Choosing a proper nonce is a vital part of every symmetric-key encrypted communication, and it is mandatory that every encrypted message has a unique nonce. It can be shown that using a nonce twice with the same key has such catastrophic effects on the system. So in every protocol that uses AES-GCM or other AEAD algorithms, there are careful considerations for preventing the re-use of a nonce.
On the other hand, some AEAD recipes are proposed claiming to be resistant to this kind of nonce misuse, such as SIV-AES or AES-GCM-SIV. Let's accept this claim and be confident that misuse of nonce is not a problem anymore in these schemes. But I see a bigger problem: in order to authenticate the messages, they both mac the plaintext.
Quoting Moxie Marlinspike:
When it comes to designing secure protocols, I have a principle that goes like this: if you have to perform any cryptographic operation before verifying the MAC on a message you’ve received, it will somehow inevitably lead to doom.
There are also some other questions about the pros and cons of MAC-then-encrypt vs encrypt-then-MAC. It seems that the general consensus is something like MAC-then-encrypt is bad and encrypt-then-MAC is better. In other words (please correct me if I'm wrong), those block-cipher modes that mac the ciphertext (like GCM or EAX) are a better choice than the ones which authenticate the plaintext (like CCM or OCB).

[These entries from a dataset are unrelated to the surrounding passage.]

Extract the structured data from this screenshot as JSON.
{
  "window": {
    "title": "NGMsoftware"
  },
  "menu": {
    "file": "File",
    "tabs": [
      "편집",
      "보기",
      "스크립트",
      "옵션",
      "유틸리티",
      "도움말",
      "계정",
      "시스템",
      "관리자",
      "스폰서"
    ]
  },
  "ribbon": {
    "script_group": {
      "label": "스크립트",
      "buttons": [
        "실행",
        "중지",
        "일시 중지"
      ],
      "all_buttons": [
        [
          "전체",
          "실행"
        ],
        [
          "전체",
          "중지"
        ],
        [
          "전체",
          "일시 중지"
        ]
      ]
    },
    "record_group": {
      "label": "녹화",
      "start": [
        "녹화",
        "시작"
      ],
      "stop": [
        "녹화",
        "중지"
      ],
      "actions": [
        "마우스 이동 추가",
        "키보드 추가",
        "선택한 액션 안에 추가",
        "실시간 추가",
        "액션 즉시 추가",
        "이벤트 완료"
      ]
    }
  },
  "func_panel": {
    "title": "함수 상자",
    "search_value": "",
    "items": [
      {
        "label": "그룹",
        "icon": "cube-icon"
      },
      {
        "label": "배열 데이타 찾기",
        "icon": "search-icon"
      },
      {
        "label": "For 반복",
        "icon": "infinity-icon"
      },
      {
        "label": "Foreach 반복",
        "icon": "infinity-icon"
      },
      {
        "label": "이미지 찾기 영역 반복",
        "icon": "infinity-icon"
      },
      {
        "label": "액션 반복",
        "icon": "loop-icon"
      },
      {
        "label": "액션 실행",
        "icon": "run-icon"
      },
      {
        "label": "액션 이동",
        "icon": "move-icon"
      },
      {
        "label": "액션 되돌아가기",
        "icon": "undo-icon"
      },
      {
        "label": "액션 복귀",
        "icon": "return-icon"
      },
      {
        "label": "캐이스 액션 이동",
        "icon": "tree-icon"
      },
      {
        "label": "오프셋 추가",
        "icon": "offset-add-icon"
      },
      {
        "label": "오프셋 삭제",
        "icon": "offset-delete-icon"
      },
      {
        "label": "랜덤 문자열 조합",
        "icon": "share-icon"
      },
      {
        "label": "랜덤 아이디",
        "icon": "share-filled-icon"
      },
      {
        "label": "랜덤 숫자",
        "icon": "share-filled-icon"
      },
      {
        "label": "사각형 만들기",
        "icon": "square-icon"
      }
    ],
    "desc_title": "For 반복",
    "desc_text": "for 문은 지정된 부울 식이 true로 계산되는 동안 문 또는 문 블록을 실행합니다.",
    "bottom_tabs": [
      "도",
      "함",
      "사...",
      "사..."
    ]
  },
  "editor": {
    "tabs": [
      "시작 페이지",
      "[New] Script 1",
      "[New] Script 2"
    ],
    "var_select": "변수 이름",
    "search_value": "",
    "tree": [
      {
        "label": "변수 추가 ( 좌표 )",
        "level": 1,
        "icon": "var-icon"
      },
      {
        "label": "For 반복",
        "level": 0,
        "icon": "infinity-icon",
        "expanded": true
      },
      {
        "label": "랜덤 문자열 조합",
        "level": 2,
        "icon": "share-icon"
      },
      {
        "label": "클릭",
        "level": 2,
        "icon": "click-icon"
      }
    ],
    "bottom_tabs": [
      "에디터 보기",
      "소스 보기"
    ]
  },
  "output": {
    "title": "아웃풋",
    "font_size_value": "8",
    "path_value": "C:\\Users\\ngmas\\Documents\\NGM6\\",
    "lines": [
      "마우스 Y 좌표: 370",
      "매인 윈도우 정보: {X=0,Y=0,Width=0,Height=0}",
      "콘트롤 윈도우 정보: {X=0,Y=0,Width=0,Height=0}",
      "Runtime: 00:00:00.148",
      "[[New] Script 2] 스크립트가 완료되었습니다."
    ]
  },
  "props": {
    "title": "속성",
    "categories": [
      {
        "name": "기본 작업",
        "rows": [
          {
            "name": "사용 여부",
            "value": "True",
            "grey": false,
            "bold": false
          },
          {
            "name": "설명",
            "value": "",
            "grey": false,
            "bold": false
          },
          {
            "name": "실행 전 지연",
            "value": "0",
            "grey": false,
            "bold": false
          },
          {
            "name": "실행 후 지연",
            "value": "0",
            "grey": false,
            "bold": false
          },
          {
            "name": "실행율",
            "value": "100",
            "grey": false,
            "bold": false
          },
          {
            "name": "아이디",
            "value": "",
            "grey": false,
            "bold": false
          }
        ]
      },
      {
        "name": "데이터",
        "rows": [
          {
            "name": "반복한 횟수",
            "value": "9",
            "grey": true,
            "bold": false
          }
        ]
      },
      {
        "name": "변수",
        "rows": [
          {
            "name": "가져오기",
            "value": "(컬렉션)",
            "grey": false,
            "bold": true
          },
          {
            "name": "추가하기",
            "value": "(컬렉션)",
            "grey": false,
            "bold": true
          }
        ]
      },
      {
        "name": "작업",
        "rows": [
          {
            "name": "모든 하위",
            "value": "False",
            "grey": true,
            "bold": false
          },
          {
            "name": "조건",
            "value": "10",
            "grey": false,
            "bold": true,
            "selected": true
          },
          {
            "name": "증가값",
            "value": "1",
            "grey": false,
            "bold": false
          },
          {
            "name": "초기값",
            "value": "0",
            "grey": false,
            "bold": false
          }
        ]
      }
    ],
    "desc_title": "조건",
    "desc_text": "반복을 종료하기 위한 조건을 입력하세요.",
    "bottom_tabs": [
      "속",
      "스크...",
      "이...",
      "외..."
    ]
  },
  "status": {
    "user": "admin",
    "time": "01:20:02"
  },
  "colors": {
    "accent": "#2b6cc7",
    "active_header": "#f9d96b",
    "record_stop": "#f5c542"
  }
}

So the question comes to this: the AES-GCM-SIV mode was seemingly proposed to overcome a possible vulnerability in the GCM mode, but by choosing the MAC-then-Encrypt option, they actually made it worse (or do they?) I doubt that this was a random choice and the designers of the SIV modes were unaware of the doom principle. But they deliberately chose it anyway. Is there any deeper reason behind this?